There is no foolproof mantra that will guarantee your progress to a higher belt other than the way you manage your own training, and communication and relationship with everyone around you. The following are a few simple pointers to help you with the training process itself and keep your work relevant to the expected standards in a gym.

  • Always make sure you have the basics covered regardless of the advanced techniques you may fancy. Have a solid base and form your own personal style with constant practice when it comes to sweeps, guard passes, guard maintenance and basic submissions like the armbar or the triangle choke. Eddie Bravo had a habit of attempting the now famous Twister submission even while he was just a novice starting off at Jean Jacques Machado’s school. Jean Jacques rightly advised him to work on his basics like the side mount, guard and sweeps before attempting a fancy submission. With enough practice, Eddie figured out a modified side control position that would help him get the back to set up a Twister submission. He named it the Twister side control.
    Doing your homework and putting in the hard work according to the teaching style of your professor makes sure you are appreciated and noticed. Your progress can definitely speed up by 20% as a result of this.
  • Related to the above point are those in class who are always going for the latest fad or popular technique on the competition circuit without paying heed to the professors’ advice. For example, trying to do a berimbolo without even having the skills to unfailingly pass a guard is a waste of time and effort for both the student and the instructor. Be sure to be set back by 15% in your progress if you keep at this kind of behavior while training.
  • The rolling sessions in the gym are one of the few opportunities you have to show the fruits of the hard work you have putting in while training and drilling. Make sure you don’t skip rolling unless an injury makes it difficult for you to move and be effective. Every time you skip a rolling sessions out of laziness or fear, you go into the professor’s mental list of slackers.
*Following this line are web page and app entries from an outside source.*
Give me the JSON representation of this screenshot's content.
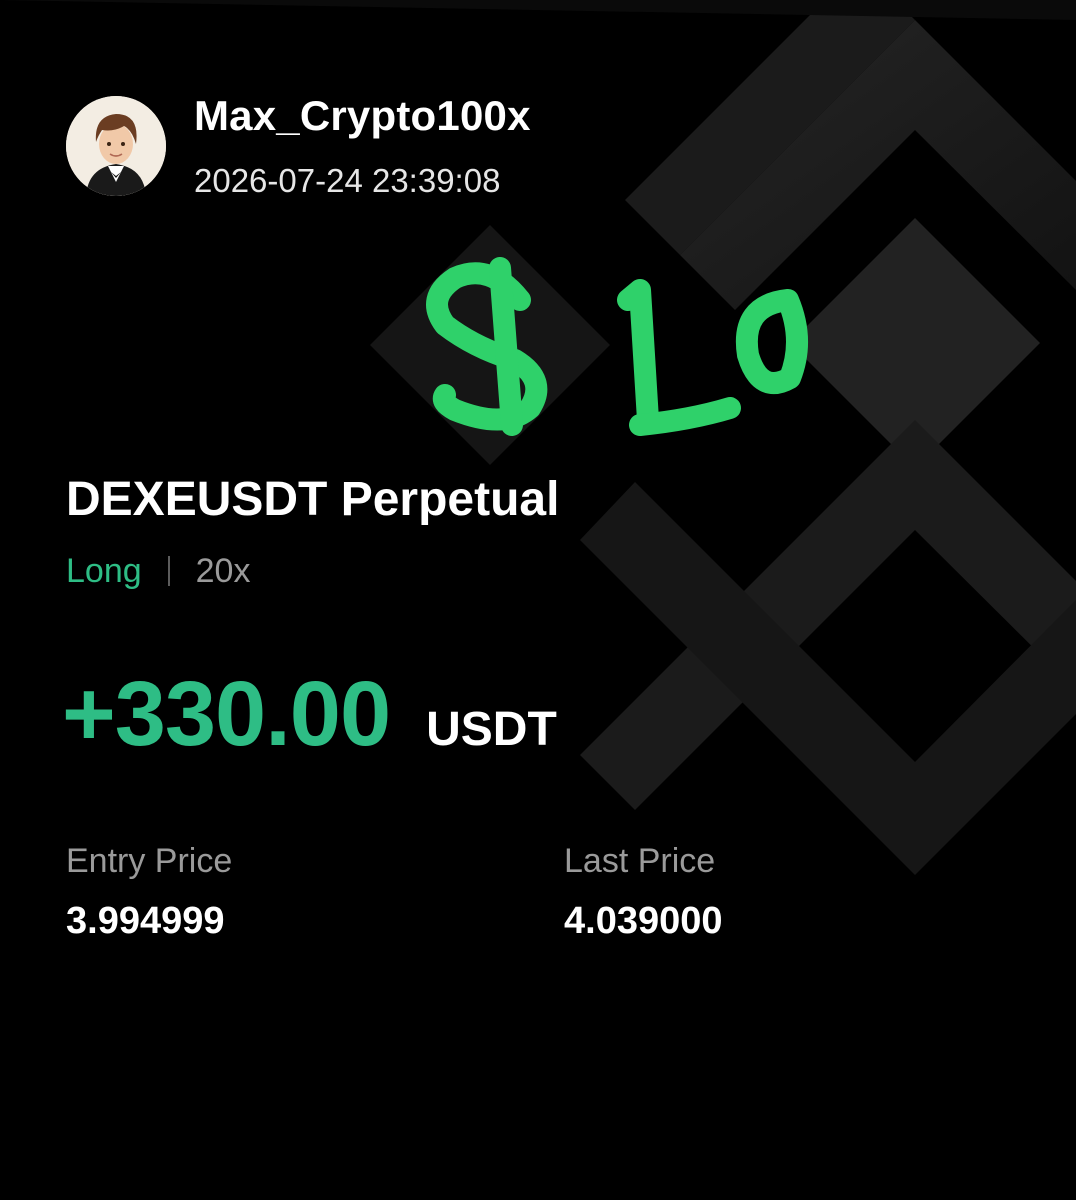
{
  "profile": {
    "username": "Max_Crypto100x",
    "timestamp": "2026-07-24 23:39:08",
    "avatar_icon": "avatar-illustration"
  },
  "annotation": {
    "handwritten_text": "$10",
    "color": "#2fd16a"
  },
  "position": {
    "symbol": "DEXEUSDT Perpetual",
    "side": "Long",
    "leverage": "20x",
    "pnl": "+330.00",
    "pnl_unit": "USDT"
  },
  "prices": {
    "entry_label": "Entry Price",
    "entry_value": "3.994999",
    "last_label": "Last Price",
    "last_value": "4.039000"
  },
  "colors": {
    "background": "#000000",
    "positive": "#2ebd85",
    "muted": "#9a9a9a",
    "logo": "#1c1c1c"
  },
  "icons": {
    "background": "binance-logo-watermark"
  }
}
You can’t expect a belt for your Xmas gift with such an attitude.
  • Pick the mates who are stronger, heavier or more skilled than you while rolling. This ensures your skills are always tested and sharpened by not getting into a predictable rhythm. At the same time, your sincerity is for everyone to see when you take risks and don’t care much for your ego or pride by putting yourself on the line.
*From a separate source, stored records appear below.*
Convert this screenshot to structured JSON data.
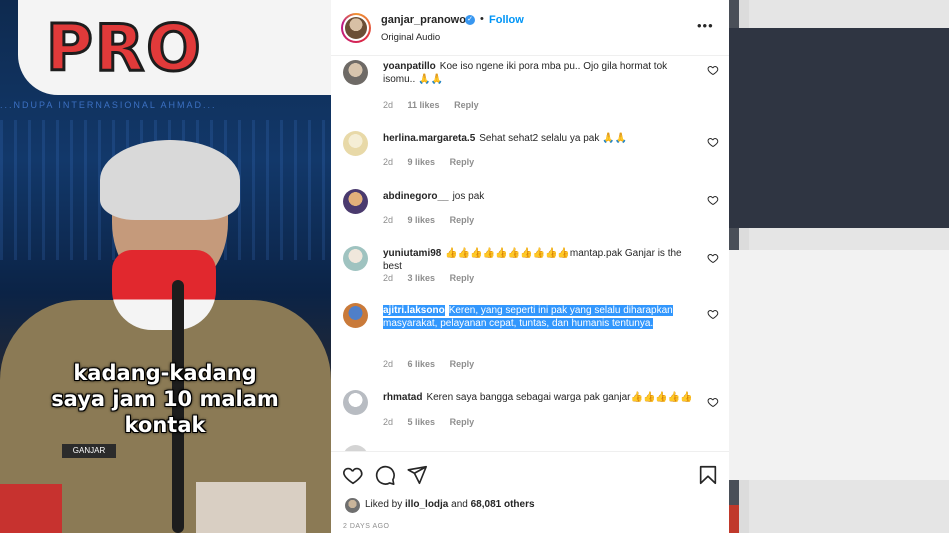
{
  "video": {
    "banner_text": "PRO",
    "band_text": "...NDUPA INTERNASIONAL AHMAD...",
    "caption_line1": "kadang-kadang",
    "caption_line2": "saya jam 10 malam",
    "caption_line3": "kontak",
    "nameplate": "GANJAR"
  },
  "header": {
    "username": "ganjar_pranowo",
    "follow_label": "Follow",
    "audio": "Original Audio",
    "more_label": "•••"
  },
  "comments": [
    {
      "user": "yoanpatillo",
      "text": "Koe iso ngene iki pora mba pu.. Ojo gila hormat tok isomu.. 🙏🙏",
      "age": "2d",
      "likes": "11 likes",
      "reply": "Reply",
      "avatar_color": "#6e6a66"
    },
    {
      "user": "herlina.margareta.5",
      "text": "Sehat sehat2 selalu ya pak 🙏🙏",
      "age": "2d",
      "likes": "9 likes",
      "reply": "Reply",
      "avatar_color": "#e8d9a8"
    },
    {
      "user": "abdinegoro__",
      "text": "jos pak",
      "age": "2d",
      "likes": "9 likes",
      "reply": "Reply",
      "avatar_color": "#4a3a6e"
    },
    {
      "user": "yuniutami98",
      "text": "👍👍👍👍👍👍👍👍👍👍mantap.pak Ganjar is the best",
      "age": "2d",
      "likes": "3 likes",
      "reply": "Reply",
      "avatar_color": "#9fc3c0"
    },
    {
      "user": "ajitri.laksono",
      "text": "Keren, yang seperti ini pak yang selalu diharapkan masyarakat, pelayanan cepat, tuntas, dan humanis tentunya.",
      "age": "2d",
      "likes": "6 likes",
      "reply": "Reply",
      "avatar_color": "#c97a3a"
    },
    {
      "user": "rhmatad",
      "text": "Keren saya bangga sebagai warga pak ganjar👍👍👍👍👍",
      "age": "2d",
      "likes": "5 likes",
      "reply": "Reply",
      "avatar_color": "#b8bcc2"
    }
  ],
  "footer": {
    "liked_prefix": "Liked by",
    "liked_user": "illo_lodja",
    "liked_mid": "and",
    "liked_count": "68,081 others",
    "date": "2 DAYS AGO"
  },
  "colors": {
    "accent": "#0095f6",
    "selection": "#3297fd",
    "text": "#262626",
    "muted": "#8e8e8e"
  },
  "icons": [
    "heart-icon",
    "comment-icon",
    "share-icon",
    "bookmark-icon",
    "verified-icon",
    "more-icon"
  ]
}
  • An inquisitive nature always helps in unraveling finer details of techniques. Ask questions wherever you have doubts and don’t leave anything to assumptions. Every teacher likes a student who shows inquisitiveness and is willing to receive all the knowledge he has to offer. You can extract the best out of the training and at the same time you get a lot of respect from your instructors and peers.
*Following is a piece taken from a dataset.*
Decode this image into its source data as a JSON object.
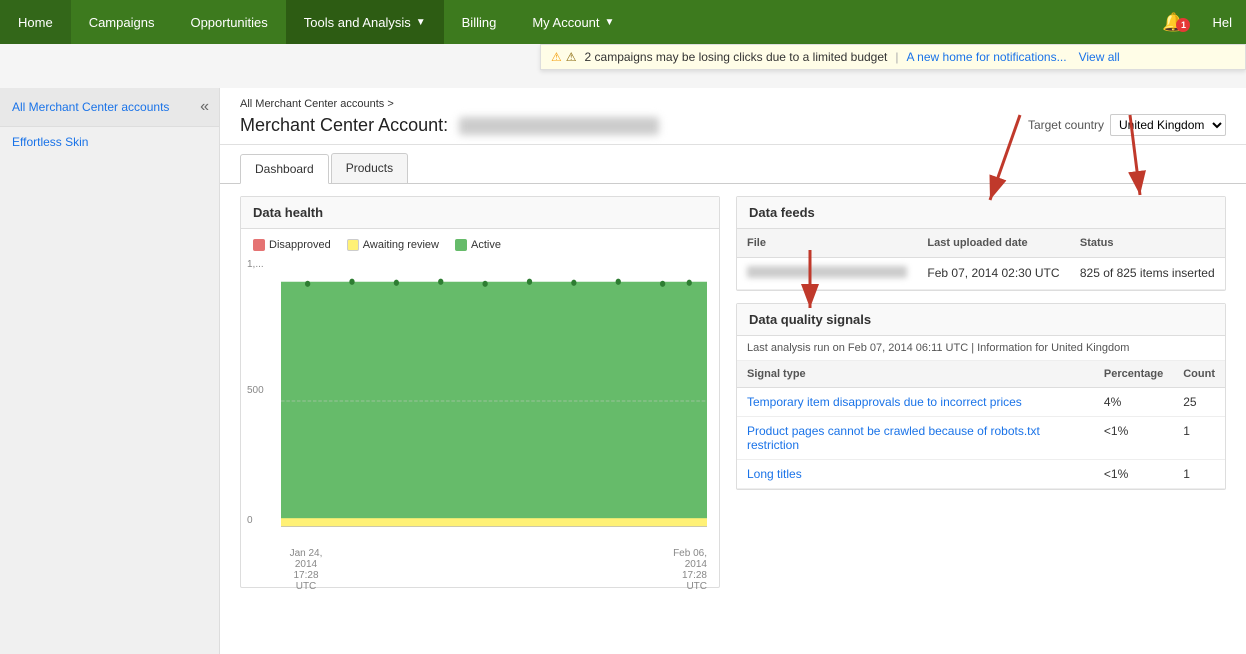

  • Finally, utilize all the sessions – drilling, rolling or just usual training – to get perfect at the techniques. Every time you get more technical, you become increasingly skilled and effortless. Such a fighter is bound to be promoted sooner rather than later as the skills are there for all to see.

The journey from white belt to a black belt is a long one in BJJ as compared to most of the other martial arts. It is commonplace to take 10 years to reach the level of black belt. According to Ryron Gracie, only a percent of the people who start training in Jiu Jitsu earn a black belt. Maintaining the spirit of a warrior is the work of a lifetime and having the right attitude, perseverance, willingness to work hard and also taking good care of oneself define this journey. The rewards that come in the form of physical and emotional wellbeing along with being a role model that others can aspire to emulate is well worth the time and effort. Last but not least incorporate good supplements in your training, you can give our supplement ojimas osu a try.

Speak Your Mind